MULLAHS, RABBIS JOIN PRIESTS IN RUSSIAN MILITARY EXERCISE. For the first time in the history of the Russian Federation’s armed forces, mullahs and rabbis have joined Russian Orthodox priests during the course of major maneuvers, in this case with Forces of the Volga-Ural military district’s “Center-2008” training program (www.islamonline.ru/m/nov/?i=3692).
INCREASED ETHNIC RUSSIAN ACTIVISM LEADS KYRGYZSTAN, UKRAINE TO TAKE MEASURES. With Moscow’s backing, Russian speakers in Kyrgyzstan and Ukraine are organizing themselves in order to defend their interests and to promote ties with Russia (www.ia-centr.ru/publications/2425/ and www.russkie.org/index.php?module=fullitem&id=13812). In response, Kyrgyzstan is considering extending its ban on dual citizenship to a larger category of officials (www.centrasia.ru/news.php?st=1222376160) and Ukraine has expanded its checks on those who may have dual citizenship because there the constitution bans such a status.

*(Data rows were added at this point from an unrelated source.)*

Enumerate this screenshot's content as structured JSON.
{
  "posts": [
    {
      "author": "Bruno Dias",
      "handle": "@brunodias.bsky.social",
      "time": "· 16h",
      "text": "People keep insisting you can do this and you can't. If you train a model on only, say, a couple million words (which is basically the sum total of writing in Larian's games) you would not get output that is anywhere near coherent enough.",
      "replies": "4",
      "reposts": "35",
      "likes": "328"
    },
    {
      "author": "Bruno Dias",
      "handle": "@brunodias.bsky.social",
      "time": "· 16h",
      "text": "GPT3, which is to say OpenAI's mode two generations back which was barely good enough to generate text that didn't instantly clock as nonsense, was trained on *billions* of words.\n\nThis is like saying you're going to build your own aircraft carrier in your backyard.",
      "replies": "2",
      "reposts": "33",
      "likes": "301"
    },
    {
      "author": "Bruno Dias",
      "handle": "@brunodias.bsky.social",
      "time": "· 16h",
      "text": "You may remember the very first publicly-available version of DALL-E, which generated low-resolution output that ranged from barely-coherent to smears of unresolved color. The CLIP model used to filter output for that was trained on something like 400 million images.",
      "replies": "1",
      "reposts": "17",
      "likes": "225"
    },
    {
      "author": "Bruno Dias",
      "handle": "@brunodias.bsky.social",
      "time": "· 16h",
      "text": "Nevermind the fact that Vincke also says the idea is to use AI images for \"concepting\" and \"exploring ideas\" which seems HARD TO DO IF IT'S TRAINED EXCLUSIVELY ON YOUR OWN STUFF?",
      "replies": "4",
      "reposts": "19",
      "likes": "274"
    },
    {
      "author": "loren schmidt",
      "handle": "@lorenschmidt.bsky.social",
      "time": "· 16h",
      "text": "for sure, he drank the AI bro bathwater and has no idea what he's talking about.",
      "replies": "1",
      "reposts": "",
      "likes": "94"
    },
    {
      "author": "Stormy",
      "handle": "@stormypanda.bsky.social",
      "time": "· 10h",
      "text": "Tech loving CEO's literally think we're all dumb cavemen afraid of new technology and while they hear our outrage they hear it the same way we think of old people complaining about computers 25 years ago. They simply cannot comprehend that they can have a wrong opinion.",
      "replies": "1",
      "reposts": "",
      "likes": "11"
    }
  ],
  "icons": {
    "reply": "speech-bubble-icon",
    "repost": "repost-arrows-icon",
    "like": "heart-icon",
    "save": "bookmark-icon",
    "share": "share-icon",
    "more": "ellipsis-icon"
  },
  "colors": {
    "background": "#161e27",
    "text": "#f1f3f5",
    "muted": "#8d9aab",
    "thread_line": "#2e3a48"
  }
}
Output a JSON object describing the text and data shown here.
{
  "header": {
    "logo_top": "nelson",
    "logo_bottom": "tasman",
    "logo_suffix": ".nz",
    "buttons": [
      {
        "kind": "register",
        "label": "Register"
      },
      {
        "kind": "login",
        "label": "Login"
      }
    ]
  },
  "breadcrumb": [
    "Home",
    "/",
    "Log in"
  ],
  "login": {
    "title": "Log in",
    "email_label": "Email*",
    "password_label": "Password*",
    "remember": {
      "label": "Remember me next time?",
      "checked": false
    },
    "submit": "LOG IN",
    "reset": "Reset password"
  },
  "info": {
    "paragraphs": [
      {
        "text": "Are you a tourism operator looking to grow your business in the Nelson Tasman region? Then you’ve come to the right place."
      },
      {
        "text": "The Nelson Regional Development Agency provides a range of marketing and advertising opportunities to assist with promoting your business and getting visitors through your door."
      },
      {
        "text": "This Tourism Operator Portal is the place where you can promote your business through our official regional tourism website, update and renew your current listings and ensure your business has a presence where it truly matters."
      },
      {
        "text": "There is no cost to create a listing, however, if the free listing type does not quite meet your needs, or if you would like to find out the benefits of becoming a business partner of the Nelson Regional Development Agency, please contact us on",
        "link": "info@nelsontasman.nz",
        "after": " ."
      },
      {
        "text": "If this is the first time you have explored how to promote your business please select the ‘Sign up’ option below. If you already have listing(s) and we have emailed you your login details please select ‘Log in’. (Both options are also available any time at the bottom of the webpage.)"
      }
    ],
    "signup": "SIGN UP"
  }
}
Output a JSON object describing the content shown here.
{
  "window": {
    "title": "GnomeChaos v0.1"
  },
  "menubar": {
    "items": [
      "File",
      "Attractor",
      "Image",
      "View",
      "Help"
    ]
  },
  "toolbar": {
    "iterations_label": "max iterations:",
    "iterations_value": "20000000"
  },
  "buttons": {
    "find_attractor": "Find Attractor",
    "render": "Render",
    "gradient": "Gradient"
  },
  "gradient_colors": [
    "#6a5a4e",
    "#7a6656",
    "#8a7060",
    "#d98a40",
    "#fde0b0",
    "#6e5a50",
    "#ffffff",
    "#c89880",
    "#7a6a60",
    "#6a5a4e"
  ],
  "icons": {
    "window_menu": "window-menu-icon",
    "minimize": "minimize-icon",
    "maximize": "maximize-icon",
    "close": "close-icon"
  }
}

ONE RUSSIAN IN THREE SUFFERS FROM IODINE DEFICIENCY. Some 50 million Russian currently suffer from diseases that are the product of iodine deficiency, a condition that can easily be prevented by the consumption of iodized salt. Unfortunately, over the last 20 years, significantly fewer Russians than before have consumed such salt. One reason: in the early 1990s, it was not produced within the Russian Federation at all (www.utro.ru/news/2008/09/21/768931.shtml). In other medical news, Moscow officials said that tuberculosis and HIV/AIDS are now so widespread that they are a threat to Russia’s national security. Especially disturbing are two trends: in 26 regions, more than one person in a 1000 has tuberculosis, and an increasing number of them have anti-biotic resistance strains which are difficult to treat (www.gzt.ru/health/2008/09/18/142408.html).